The provision -- Section 537 of the fiscal 2008 homeland security spending bill (H.R. 2638) -- states that funds for DHS can be obligated only for contracts awarded through full and open competition, except in cases of national emergency.
During a House Small Business Committee hearing Thursday, Paul Schneider, undersecretary for management at DHS, said the language would be "absolutely detrimental" to the department's small business contracting programs because it would not allow for work to be set aside for small firms.
"We're all for competition," Schneider said. "But we want to be able to execute the small business programs we've been exercising because we think they're absolutely essential to stimulate growth in that particular area of the economy."
Rep. Charles Gonzalez, D-Texas, attempted to clarify the purpose of the provision, while admitting it may be susceptible to strict interpretation.
"We're attempting … to address some problems," Gonzalez said. "And one of those is, of course, to ensure we don't have a proliferation of no-bid contracts or to make sure that we don't have favoritism based on political party affiliation demonstrated in the awarding of contracts." Gonzalez added that he agrees care is needed to avoid "unintended consequences."
The Bush administration has come out against the provision. In a policy statement, officials said they strongly support competition in awarding contracts, but believe the department should have the ability to use all available procurement tools, including well-established exceptions to full and open competition when justified.
Lloyd Chapman, president of the American Small Business League, said the provision could simply exacerbate an existing reluctance to award contracts to small companies.
"I don't think the Department of Homeland Security has the kind of commitment to small businesses I'd like to see them have," Chapman said. "I see excuses from every agency in Washington and I don't believe them. [The provision] just gives them another excuse to not work with small businesses."
While Chapman said small companies would not be able to compete with large businesses in full and open competition, Todd McCracken, president of the National Small Business Association, disagreed.
"In general, small businesses can compete unless the contracts are unfairly bundled," McCracken said.
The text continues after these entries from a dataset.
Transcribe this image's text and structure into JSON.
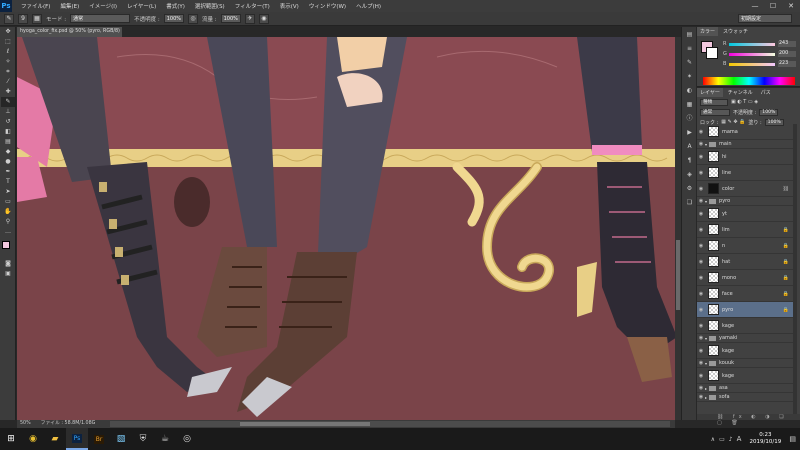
{
  "menubar": {
    "logo": "Ps",
    "items": [
      "ファイル(F)",
      "編集(E)",
      "イメージ(I)",
      "レイヤー(L)",
      "書式(Y)",
      "選択範囲(S)",
      "フィルター(T)",
      "表示(V)",
      "ウィンドウ(W)",
      "ヘルプ(H)"
    ],
    "window_controls": [
      "—",
      "☐",
      "✕"
    ]
  },
  "options": {
    "brush_size": "9",
    "mode_label": "モード :",
    "mode_value": "通常",
    "opacity_label": "不透明度 :",
    "opacity_value": "100%",
    "flow_label": "流量 :",
    "flow_value": "100%",
    "workspace": "初期設定"
  },
  "document": {
    "tab_title": "hyoga_color_fix.psd @ 50% (pyro, RGB/8) ×",
    "zoom": "50%",
    "file_info": "ファイル : 58.8M/1.08G"
  },
  "color_panel": {
    "tabs": [
      "カラー",
      "スウォッチ"
    ],
    "r_label": "R",
    "r_value": "243",
    "g_label": "G",
    "g_value": "200",
    "b_label": "B",
    "b_value": "223",
    "color_hex": "#f3c8df"
  },
  "layers_panel": {
    "tabs": [
      "レイヤー",
      "チャンネル",
      "パス"
    ],
    "filter_label": "種類",
    "blend_mode": "通常",
    "opacity_label": "不透明度 :",
    "opacity_value": "100%",
    "lock_label": "ロック :",
    "fill_label": "塗り :",
    "fill_value": "100%",
    "layers": [
      {
        "name": "mama",
        "type": "layer"
      },
      {
        "name": "main",
        "type": "group"
      },
      {
        "name": "hi",
        "type": "layer"
      },
      {
        "name": "line",
        "type": "layer"
      },
      {
        "name": "color",
        "type": "layer"
      },
      {
        "name": "pyro",
        "type": "group"
      },
      {
        "name": "yt",
        "type": "layer"
      },
      {
        "name": "lim",
        "type": "layer"
      },
      {
        "name": "n",
        "type": "layer"
      },
      {
        "name": "hat",
        "type": "layer"
      },
      {
        "name": "mono",
        "type": "layer"
      },
      {
        "name": "face",
        "type": "layer"
      },
      {
        "name": "pyro",
        "type": "layer",
        "selected": true
      },
      {
        "name": "kage",
        "type": "layer"
      },
      {
        "name": "yamaki",
        "type": "group"
      },
      {
        "name": "kage",
        "type": "layer"
      },
      {
        "name": "kouuk",
        "type": "group"
      },
      {
        "name": "kage",
        "type": "layer"
      },
      {
        "name": "asa",
        "type": "group"
      },
      {
        "name": "sofa",
        "type": "group"
      }
    ]
  },
  "taskbar": {
    "time": "0:23",
    "date": "2019/10/19",
    "ime": "A"
  }
}
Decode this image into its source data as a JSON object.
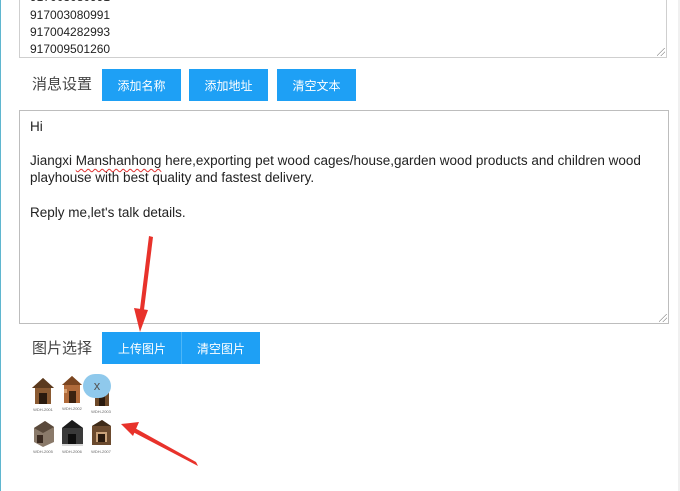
{
  "phone_list": {
    "lines": [
      "917004282993",
      "917009501260"
    ],
    "partial_lines": [
      "917003080991"
    ]
  },
  "message_settings": {
    "label": "消息设置",
    "buttons": {
      "add_name": "添加名称",
      "add_address": "添加地址",
      "clear_text": "清空文本"
    },
    "message_lines": [
      "Hi",
      "",
      "Jiangxi ",
      "playhouse with best quality and fastest delivery.",
      "",
      "Reply me,let's talk details."
    ],
    "message_line3_misspelled": "Manshanhong",
    "message_line3_rest": " here,exporting pet wood cages/house,garden wood products and children wood"
  },
  "image_select": {
    "label": "图片选择",
    "buttons": {
      "upload": "上传图片",
      "clear": "清空图片"
    },
    "remove_label": "x",
    "thumbnails": [
      {
        "caption": "WDH-2001",
        "icon": "dog-house-icon",
        "color": "#8a5a32"
      },
      {
        "caption": "WDH-2002",
        "icon": "dog-house-icon",
        "color": "#b06a3a"
      },
      {
        "caption": "WDH-2003",
        "icon": "dog-house-icon",
        "color": "#6e4a2a"
      },
      {
        "caption": "WDH-2005",
        "icon": "pet-house-icon",
        "color": "#7a6a5a"
      },
      {
        "caption": "WDH-2006",
        "icon": "pet-house-icon",
        "color": "#3a3a3a"
      },
      {
        "caption": "WDH-2007",
        "icon": "pet-house-icon",
        "color": "#6b4a2e"
      }
    ]
  },
  "colors": {
    "button_bg": "#1ea0f5",
    "annotation_arrow": "#e8322b"
  }
}
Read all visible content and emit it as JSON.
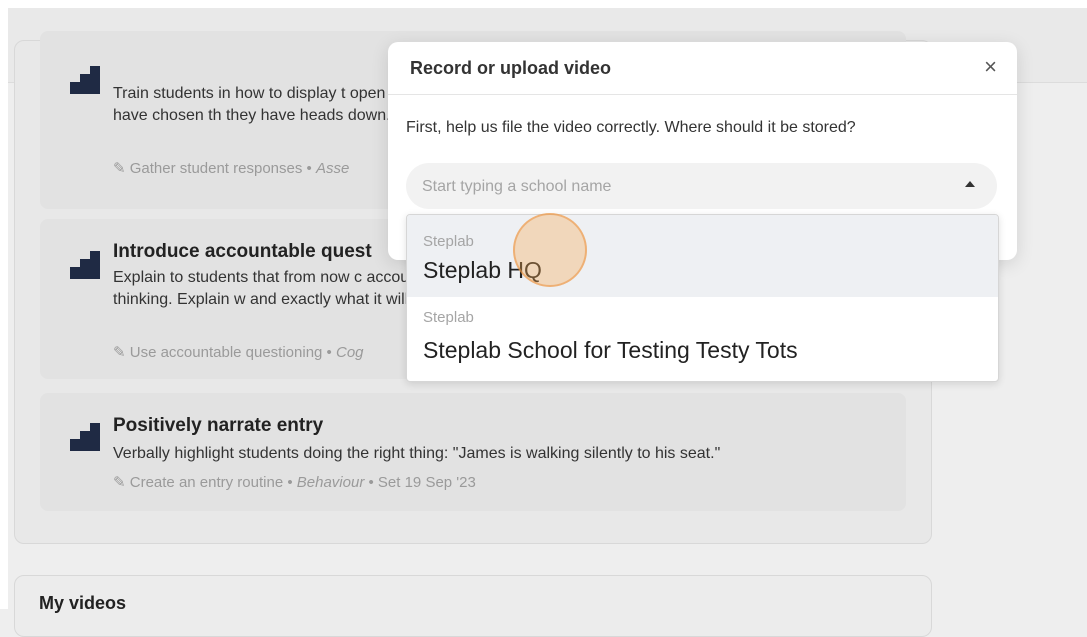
{
  "background": {
    "cards": [
      {
        "title": "",
        "description": "Train students in how to display t open hand if they have chosen th they have heads down.",
        "meta_tag": "Gather student responses",
        "meta_category": "Asse",
        "meta_date": ""
      },
      {
        "title": "Introduce accountable quest",
        "description": "Explain to students that from now c accountable for thinking. Explain w and exactly what it will look like",
        "meta_tag": "Use accountable questioning",
        "meta_category": "Cog",
        "meta_date": ""
      },
      {
        "title": "Positively narrate entry",
        "description": "Verbally highlight students doing the right thing: \"James is walking silently to his seat.\"",
        "meta_tag": "Create an entry routine",
        "meta_category": "Behaviour",
        "meta_date": "Set 19 Sep '23"
      }
    ],
    "videos_title": "My videos"
  },
  "modal": {
    "title": "Record or upload video",
    "close_glyph": "×",
    "prompt": "First, help us file the video correctly. Where should it be stored?",
    "search": {
      "placeholder": "Start typing a school name",
      "value": ""
    },
    "options": [
      {
        "group": "Steplab",
        "label": "Steplab HQ",
        "highlighted": true
      },
      {
        "group": "Steplab",
        "label": "Steplab School for Testing Testy Tots",
        "highlighted": false
      }
    ]
  },
  "colors": {
    "icon": "#1f2a44",
    "highlight": "#eef0f3",
    "cursor": "#f7a854"
  }
}
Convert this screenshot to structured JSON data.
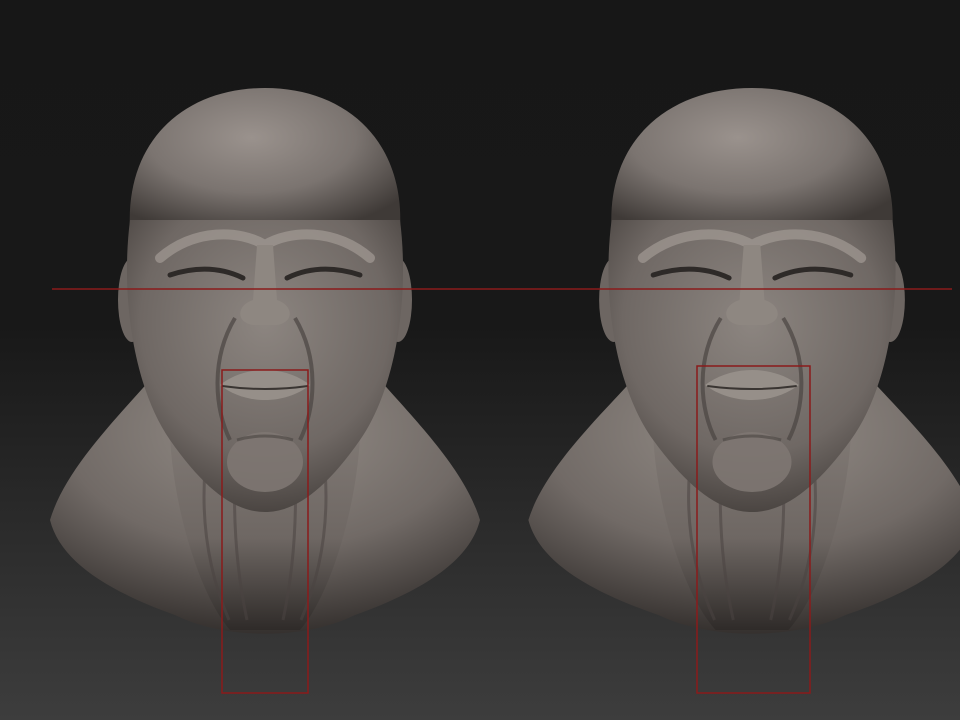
{
  "canvas": {
    "background_top": "#151515",
    "background_bottom": "#3c3c3c",
    "clay_color": "#7a736f",
    "clay_highlight": "#b9b1ab",
    "clay_shadow": "#403b38",
    "guide_color": "#8a1b1b"
  },
  "sculpts": [
    {
      "name": "head-sculpt-original"
    },
    {
      "name": "head-sculpt-revised"
    }
  ],
  "guides": {
    "eye_line": "horizontal-red-guide",
    "mouth_boxes": [
      "mouth-guide-box-left",
      "mouth-guide-box-right"
    ]
  }
}
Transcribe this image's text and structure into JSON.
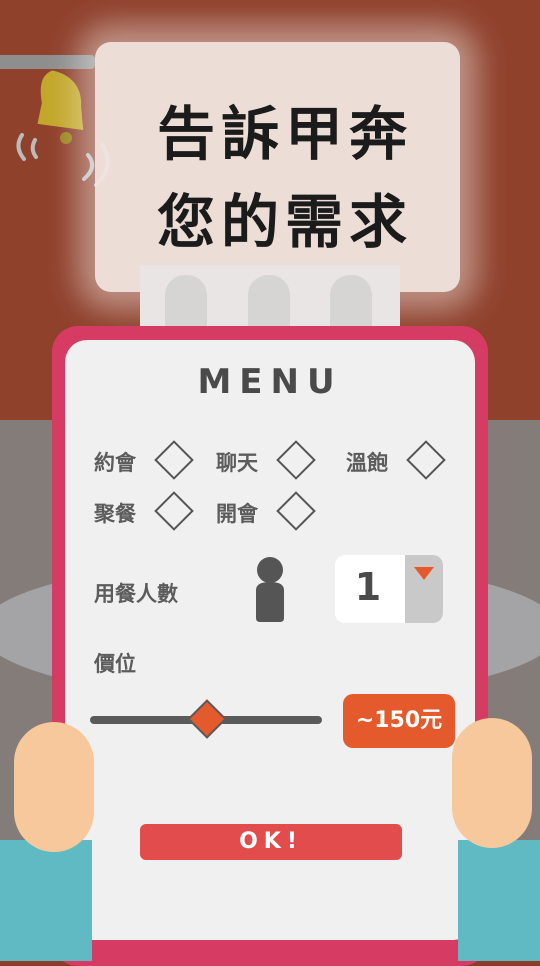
{
  "sign": {
    "line1": "告訴甲奔",
    "line2": "您的需求"
  },
  "menu": {
    "title": "MENU",
    "options": [
      "約會",
      "聊天",
      "溫飽",
      "聚餐",
      "開會"
    ],
    "people_label": "用餐人數",
    "people_value": "1",
    "price_label": "價位",
    "price_value": "~150元",
    "ok_label": "OK!"
  },
  "colors": {
    "wall": "#8f412c",
    "tablet": "#d63b63",
    "accent": "#e55a2c",
    "ok_button": "#e34c4c",
    "sleeve": "#5fbac4"
  },
  "icons": [
    "bell-icon",
    "person-icon",
    "dropdown-arrow-icon"
  ]
}
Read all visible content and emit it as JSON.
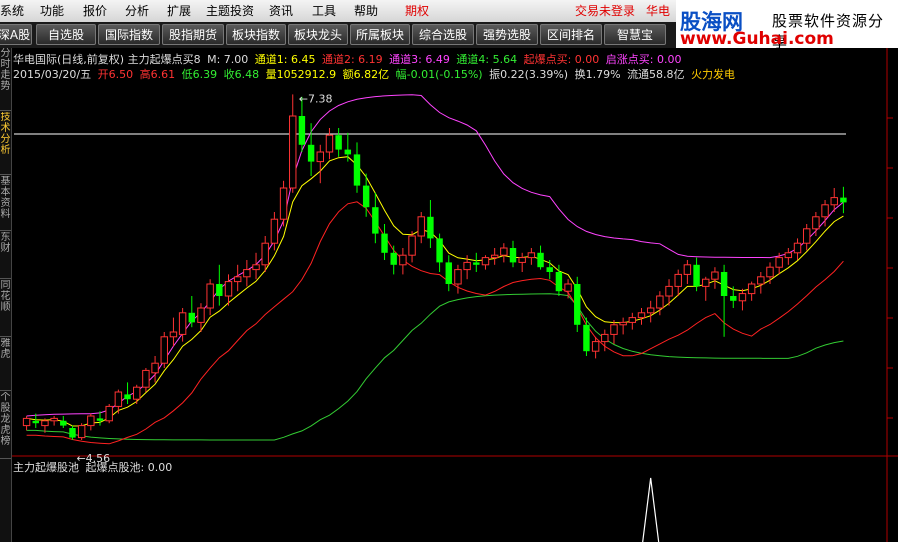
{
  "menu": {
    "items": [
      "系统",
      "功能",
      "报价",
      "分析",
      "扩展",
      "主题投资",
      "资讯",
      "工具",
      "帮助"
    ],
    "futures": "期权",
    "login_status": "交易未登录",
    "broker": "华电"
  },
  "watermark": {
    "site": "股海网",
    "slogan": "股票软件资源分享",
    "url": "www.Guhai.com"
  },
  "toolbar": {
    "items": [
      "深A股",
      "自选股",
      "国际指数",
      "股指期货",
      "板块指数",
      "板块龙头",
      "所属板块",
      "综合选股",
      "强势选股",
      "区间排名",
      "智慧宝"
    ]
  },
  "side_tabs": [
    "分时走势",
    "技术分析",
    "基本资料",
    "东财",
    "同花顺",
    "雅虎",
    "个股龙虎榜"
  ],
  "main_panel": {
    "title": "华电国际(日线,前复权) 主力起爆点买8",
    "m": "M: 7.00",
    "ch1": "通道1: 6.45",
    "ch2": "通道2: 6.19",
    "ch3": "通道3: 6.49",
    "ch4": "通道4: 5.64",
    "buy": "起爆点买: 0.00",
    "rise": "启涨点买: 0.00",
    "date": "2015/03/20/五",
    "open": "开6.50",
    "high": "高6.61",
    "low": "低6.39",
    "close": "收6.48",
    "vol": "量1052912.9",
    "amount": "额6.82亿",
    "change": "幅-0.01(-0.15%)",
    "amp": "振0.22(3.39%)",
    "turn": "换1.79%",
    "float": "流通58.8亿",
    "sector": "火力发电",
    "high_label": "7.38",
    "low_label": "4.56"
  },
  "sub_panel": {
    "title": "主力起爆股池",
    "value": "起爆点股池: 0.00"
  },
  "colors": {
    "up": "#ff3333",
    "down": "#00ff00",
    "yellow": "#ffff00",
    "magenta": "#ff44ff",
    "red_line": "#ff2222",
    "green_line": "#33cc33"
  },
  "chart_data": {
    "type": "candlestick",
    "ylim": [
      4.4,
      7.5
    ],
    "candles": [
      [
        4.62,
        4.7,
        4.58,
        4.68
      ],
      [
        4.66,
        4.72,
        4.6,
        4.64
      ],
      [
        4.62,
        4.68,
        4.56,
        4.66
      ],
      [
        4.66,
        4.7,
        4.62,
        4.68
      ],
      [
        4.66,
        4.7,
        4.6,
        4.62
      ],
      [
        4.6,
        4.62,
        4.5,
        4.52
      ],
      [
        4.52,
        4.64,
        4.5,
        4.62
      ],
      [
        4.62,
        4.72,
        4.58,
        4.7
      ],
      [
        4.68,
        4.74,
        4.62,
        4.66
      ],
      [
        4.66,
        4.8,
        4.64,
        4.78
      ],
      [
        4.78,
        4.92,
        4.72,
        4.9
      ],
      [
        4.88,
        4.98,
        4.8,
        4.84
      ],
      [
        4.84,
        4.96,
        4.8,
        4.94
      ],
      [
        4.94,
        5.1,
        4.9,
        5.08
      ],
      [
        5.06,
        5.2,
        4.98,
        5.14
      ],
      [
        5.14,
        5.4,
        5.1,
        5.36
      ],
      [
        5.36,
        5.52,
        5.28,
        5.4
      ],
      [
        5.38,
        5.6,
        5.32,
        5.56
      ],
      [
        5.56,
        5.7,
        5.44,
        5.48
      ],
      [
        5.48,
        5.64,
        5.4,
        5.6
      ],
      [
        5.6,
        5.84,
        5.54,
        5.8
      ],
      [
        5.8,
        5.96,
        5.62,
        5.7
      ],
      [
        5.7,
        5.88,
        5.62,
        5.82
      ],
      [
        5.82,
        5.96,
        5.74,
        5.86
      ],
      [
        5.86,
        6.0,
        5.78,
        5.92
      ],
      [
        5.92,
        6.06,
        5.84,
        5.96
      ],
      [
        5.96,
        6.2,
        5.9,
        6.14
      ],
      [
        6.14,
        6.4,
        6.08,
        6.34
      ],
      [
        6.34,
        6.66,
        6.28,
        6.6
      ],
      [
        6.6,
        7.38,
        6.56,
        7.2
      ],
      [
        7.2,
        7.36,
        6.9,
        6.96
      ],
      [
        6.96,
        7.14,
        6.7,
        6.82
      ],
      [
        6.82,
        6.96,
        6.64,
        6.9
      ],
      [
        6.9,
        7.1,
        6.84,
        7.04
      ],
      [
        7.04,
        7.1,
        6.86,
        6.92
      ],
      [
        6.92,
        7.06,
        6.82,
        6.88
      ],
      [
        6.88,
        6.98,
        6.56,
        6.62
      ],
      [
        6.62,
        6.72,
        6.36,
        6.44
      ],
      [
        6.44,
        6.56,
        6.14,
        6.22
      ],
      [
        6.22,
        6.3,
        6.0,
        6.06
      ],
      [
        6.06,
        6.12,
        5.88,
        5.96
      ],
      [
        5.96,
        6.1,
        5.88,
        6.04
      ],
      [
        6.04,
        6.24,
        5.98,
        6.2
      ],
      [
        6.2,
        6.4,
        6.14,
        6.36
      ],
      [
        6.36,
        6.5,
        6.1,
        6.18
      ],
      [
        6.18,
        6.22,
        5.9,
        5.98
      ],
      [
        5.98,
        6.04,
        5.74,
        5.8
      ],
      [
        5.8,
        5.96,
        5.72,
        5.92
      ],
      [
        5.92,
        6.04,
        5.84,
        5.98
      ],
      [
        5.98,
        6.06,
        5.9,
        5.96
      ],
      [
        5.96,
        6.04,
        5.92,
        6.02
      ],
      [
        6.02,
        6.1,
        5.96,
        6.04
      ],
      [
        6.04,
        6.14,
        5.98,
        6.1
      ],
      [
        6.1,
        6.16,
        5.94,
        5.98
      ],
      [
        5.98,
        6.06,
        5.9,
        6.02
      ],
      [
        6.02,
        6.1,
        5.96,
        6.06
      ],
      [
        6.06,
        6.12,
        5.92,
        5.94
      ],
      [
        5.94,
        6.0,
        5.84,
        5.9
      ],
      [
        5.9,
        5.96,
        5.7,
        5.74
      ],
      [
        5.74,
        5.84,
        5.68,
        5.8
      ],
      [
        5.8,
        5.86,
        5.4,
        5.46
      ],
      [
        5.46,
        5.52,
        5.2,
        5.24
      ],
      [
        5.24,
        5.36,
        5.18,
        5.32
      ],
      [
        5.32,
        5.42,
        5.24,
        5.38
      ],
      [
        5.38,
        5.5,
        5.3,
        5.46
      ],
      [
        5.46,
        5.52,
        5.38,
        5.48
      ],
      [
        5.48,
        5.56,
        5.42,
        5.52
      ],
      [
        5.52,
        5.6,
        5.46,
        5.56
      ],
      [
        5.56,
        5.66,
        5.48,
        5.6
      ],
      [
        5.6,
        5.74,
        5.54,
        5.7
      ],
      [
        5.7,
        5.84,
        5.62,
        5.78
      ],
      [
        5.78,
        5.92,
        5.7,
        5.88
      ],
      [
        5.88,
        6.0,
        5.8,
        5.96
      ],
      [
        5.96,
        6.02,
        5.74,
        5.78
      ],
      [
        5.78,
        5.86,
        5.66,
        5.84
      ],
      [
        5.84,
        5.94,
        5.76,
        5.9
      ],
      [
        5.9,
        5.96,
        5.36,
        5.7
      ],
      [
        5.7,
        5.78,
        5.6,
        5.66
      ],
      [
        5.66,
        5.76,
        5.58,
        5.72
      ],
      [
        5.72,
        5.82,
        5.66,
        5.8
      ],
      [
        5.8,
        5.9,
        5.72,
        5.86
      ],
      [
        5.86,
        5.98,
        5.8,
        5.94
      ],
      [
        5.94,
        6.06,
        5.88,
        6.02
      ],
      [
        6.02,
        6.1,
        5.96,
        6.06
      ],
      [
        6.06,
        6.18,
        6.0,
        6.14
      ],
      [
        6.14,
        6.3,
        6.08,
        6.26
      ],
      [
        6.26,
        6.4,
        6.2,
        6.36
      ],
      [
        6.36,
        6.5,
        6.28,
        6.46
      ],
      [
        6.46,
        6.6,
        6.4,
        6.52
      ],
      [
        6.52,
        6.61,
        6.39,
        6.48
      ]
    ],
    "sub_signal_index": 68
  }
}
Contract bundling refers to the practice of combining two or more contracts into a large single agreement, and is believed to put small businesses at a disadvantage. McCracken said he planned to get in touch with Schneider to discuss any effect the spending bill provision would have on set-asides for small businesses.
While the Senate version of the bill differs from the House version, Sen. John Kerry, D-Mass., chairman of the Small Business and Entrepreneurship Committee, said he would work to ensure any provision enacted does not adversely affect small firms.
"I support fair, open competition for federal contracts, but it must not be done at the expense of America's small businesses," Kerry said. "I will continue to fight for contracting provisions that level the playing field, and that includes designating contracts specifically for small firms. The language in the House bill appears vague and open to interpretation, so I will work with my colleagues to make sure small business set-asides are protected."
The House passed its version of the spending bill in June and the Senate passed its version on July 26; differences between the two will be worked out in conference negotiations.
At the House hearing Schneider implored members of the committee to advocate against the provision.
"If there is anything that you can do, we would really ask for your support in conference getting this turned around," he said. "This is a big deal for us, and we would appreciate your help in that regard."